(Dataset rows for apps and sites)

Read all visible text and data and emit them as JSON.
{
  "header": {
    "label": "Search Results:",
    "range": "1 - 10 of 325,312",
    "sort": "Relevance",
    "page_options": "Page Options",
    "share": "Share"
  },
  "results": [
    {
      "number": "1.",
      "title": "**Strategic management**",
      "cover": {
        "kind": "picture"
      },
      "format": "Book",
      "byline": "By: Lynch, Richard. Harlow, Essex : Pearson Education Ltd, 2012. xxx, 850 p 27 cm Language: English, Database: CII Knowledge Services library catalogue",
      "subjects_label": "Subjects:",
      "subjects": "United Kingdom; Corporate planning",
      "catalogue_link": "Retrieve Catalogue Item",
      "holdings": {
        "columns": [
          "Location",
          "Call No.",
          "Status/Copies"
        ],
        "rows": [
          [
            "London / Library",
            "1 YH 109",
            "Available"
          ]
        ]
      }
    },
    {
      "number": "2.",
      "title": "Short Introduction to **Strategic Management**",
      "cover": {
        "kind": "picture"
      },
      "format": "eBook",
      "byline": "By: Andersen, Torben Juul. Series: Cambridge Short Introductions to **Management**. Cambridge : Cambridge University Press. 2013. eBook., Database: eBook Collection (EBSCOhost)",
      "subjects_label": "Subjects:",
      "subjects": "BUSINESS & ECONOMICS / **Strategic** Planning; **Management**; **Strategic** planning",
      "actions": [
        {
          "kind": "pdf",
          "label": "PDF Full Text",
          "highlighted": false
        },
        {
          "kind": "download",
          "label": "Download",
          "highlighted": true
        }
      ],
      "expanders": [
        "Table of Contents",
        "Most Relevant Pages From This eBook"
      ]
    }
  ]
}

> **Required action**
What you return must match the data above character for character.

> **Problem solution**
Read all visible text and data and emit them as JSON.
{
  "header": {
    "label": "Search Results:",
    "range": "1 - 10 of 325,312",
    "sort": "Relevance",
    "page_options": "Page Options",
    "share": "Share"
  },
  "results": [
    {
      "number": "1.",
      "title": "**Strategic management**",
      "cover": {
        "kind": "picture"
      },
      "format": "Book",
      "byline": "By: Lynch, Richard. Harlow, Essex : Pearson Education Ltd, 2012. xxx, 850 p 27 cm Language: English, Database: CII Knowledge Services library catalogue",
      "subjects_label": "Subjects:",
      "subjects": "United Kingdom; Corporate planning",
      "catalogue_link": "Retrieve Catalogue Item",
      "holdings": {
        "columns": [
          "Location",
          "Call No.",
          "Status/Copies"
        ],
        "rows": [
          [
            "London / Library",
            "1 YH 109",
            "Available"
          ]
        ]
      }
    },
    {
      "number": "2.",
      "title": "Short Introduction to **Strategic Management**",
      "cover": {
        "kind": "picture"
      },
      "format": "eBook",
      "byline": "By: Andersen, Torben Juul. Series: Cambridge Short Introductions to **Management**. Cambridge : Cambridge University Press. 2013. eBook., Database: eBook Collection (EBSCOhost)",
      "subjects_label": "Subjects:",
      "subjects": "BUSINESS & ECONOMICS / **Strategic** Planning; **Management**; **Strategic** planning",
      "actions": [
        {
          "kind": "pdf",
          "label": "PDF Full Text",
          "highlighted": false
        },
        {
          "kind": "download",
          "label": "Download",
          "highlighted": true
        }
      ],
      "expanders": [
        "Table of Contents",
        "Most Relevant Pages From This eBook"
      ]
    }
  ]
}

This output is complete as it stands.